From LGBTQ Equal Rights to Transforming Society: Resisting Anti-Gender Campaigns in Eastern Europe
Wednesday, November 17, 2021, 01:00pm - 04:00pm
Eastern Europe has recently witnessed a wave of campaigns against marriage equality, transgender rights, sex education, antidiscrimination policies, gender studies programs, and even the concept of gender itself. A new generation of activists is fighting back and transforming their societies in the process. We have gathered a dynamic and powerful group of activists for this crucial conversation. The Center for European Studies thanks Ileana Nachescu and Vlad Viski for their outstanding efforts in organizing this important conversation and hopes it will be one of many.
Please join us!

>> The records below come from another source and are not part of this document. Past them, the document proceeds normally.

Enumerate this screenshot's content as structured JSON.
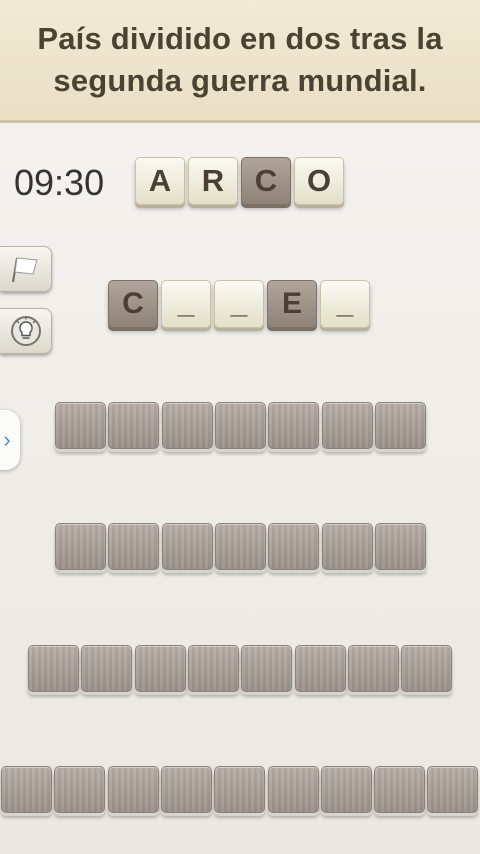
{
  "question": "País dividido en dos tras la segunda guerra mundial.",
  "timer": "09:30",
  "letter_bank": [
    {
      "letter": "A",
      "used": false
    },
    {
      "letter": "R",
      "used": false
    },
    {
      "letter": "C",
      "used": true
    },
    {
      "letter": "O",
      "used": false
    }
  ],
  "current_answer": [
    "C",
    "_",
    "_",
    "E",
    "_"
  ],
  "hidden_rows": [
    7,
    7,
    8,
    9
  ],
  "sidebar": {
    "flag_icon": "flag-icon",
    "hint_icon": "lightbulb-icon"
  },
  "drawer_icon": "chevron-right-icon"
}
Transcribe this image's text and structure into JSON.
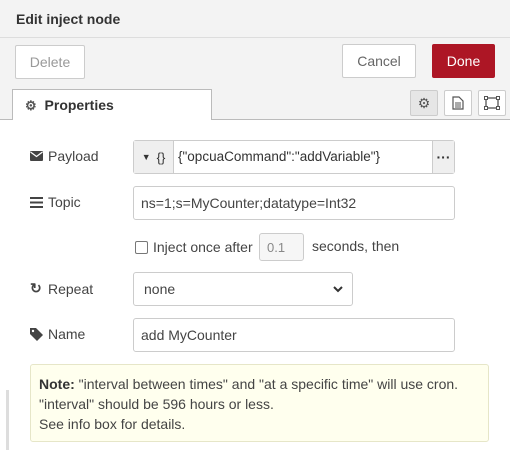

Dr. Lucie Fremlova is an independent researcher who works at the interface between academia, social movements, and policy. Her book Queer Roma has recently come out (Routledge 2021) and her article ‘LGBTIQ Roma and queer intersectionalities: the lived experiences of LGBTIQ Roma,’ published by the European Journal of Politics and Gender in 2019, won the EJPG 2021 Best Article and the Council for European Studies Gender and Sexuality Research Network 2019 Best Article Award. Her article ‘Non-Romani researcher positionality and reflexivity: queer(y)ing one’s privilege’ was the most-read article published in 2019 in volume 1, number 2 of the Critical Romani Studies Journal.
Dr. Carmen Gheorghe is a Roma feminist, activist, and scholar. She has been engaged in civil society for the last eighteen years focusing on grassroots work, community development, gender issues, intersectionality, politics of identity, violence against Roma women/girls. She is the co-founder of E-Romnja Association (The Association for Promoting Roma Women’s Rights), a Roma feminist organization based in Romania that is building a new narrative about Roma girls and women in Romanian society and community.
Maja Heban was born in 1990 and transitioned in 2010. She is a transgender activist and journalist currently employed at Noizz.pl. In her activism, Heban uses stories of her own experience to help cisgender people empathize with transgender issues and gain some level of understanding. Heban is very active on social media, both due to her own fondness for the medium and to the fact she became a recognizable activist during the COVID-19 pandemic. Recently heavily involved in the fight against the gender critical/trans-exclusionary radical feminist movement in Poland, she is considered a central figure in this struggle.
Kamil Maczuga is an LGBT activist from Cracow, Poland. He is the co-author and spokesperson of Atlas of Hate – a project that is monitoring, reacting to and fighting back against anti-LGBT resolutions in Poland. Atlas of Hate was the first Polish group in history nominated for the Sakharov prize. Currently the whole team is being sued for defamation by several local governments represented by the ultraconservative foundation Ordo Iuris.
Joci Marton is a Roma LGBTQ+ activist from Hungary. Born in 1985, he grew up in a small mining town in the North-east of Hungary. He graduated as a teacher with a Romology specialization, then participated in the CEU Roma Program. In his work, he focuses on intersectionality and identity politics. In 2019, he organized “Owning the Game,” a project developed in collaboration with the Roma LGBTQ+ community, with the aim to create photographic and video content about themselves – along with poems and other writings – that portray them with dignity. Joci is a founding member of “Ame Panzh,” an informal Roma group that broadcasts contents on social media from a feminist and queer Roma point of view.
Originally from Romania, Dr. Ileana Nachescu is Assistant Teaching Professor and Assistant Undergraduate Director with the Department of Women’s, Gender, and Sexuality Studies at Rutgers University. She has written about gender and sexuality in Eastern Europe for both academic and public journalism venues. Her work has appeared in Feminist Studies, The Advocate, Aspasia, The Rumpus, The Boston Review, Michigan Quarterly Review, and elsewhere.
Vlad Levente Viski received his MA in Political Science from the Central European University, with a thesis about the LGBT movement in Romania after 2001. He has published articles in them.us, The Advocate, Vice, and was interviewed and quoted in the New York Times, Associated Press, Washington Post, The Independent, LA Times, NPR, and other places. In 2019 he co-curated the exhibition “OBJECT. Traveler through Public and Personal Stories” at the National Museum of Contemporary Art, Bucharest, and in 2017 he worked on the exhibition “SAVAGED pINK. History of 90s Gay Press” at the ODD project space. In 2018 he edited issue 10 of ANALIZE. Journal of Gender and Feminist Studies, titled “LGBT Rights in Central and Eastern Europe: Theoretical Disputes, Community Building Strategies.” Between 2015 and 2018 he was president of the MozaiQ LGBT Association.
Co-sponsors: Department of Women’s, Gender, and Sexuality Studies; Institute for Research on Women; Department of Political Science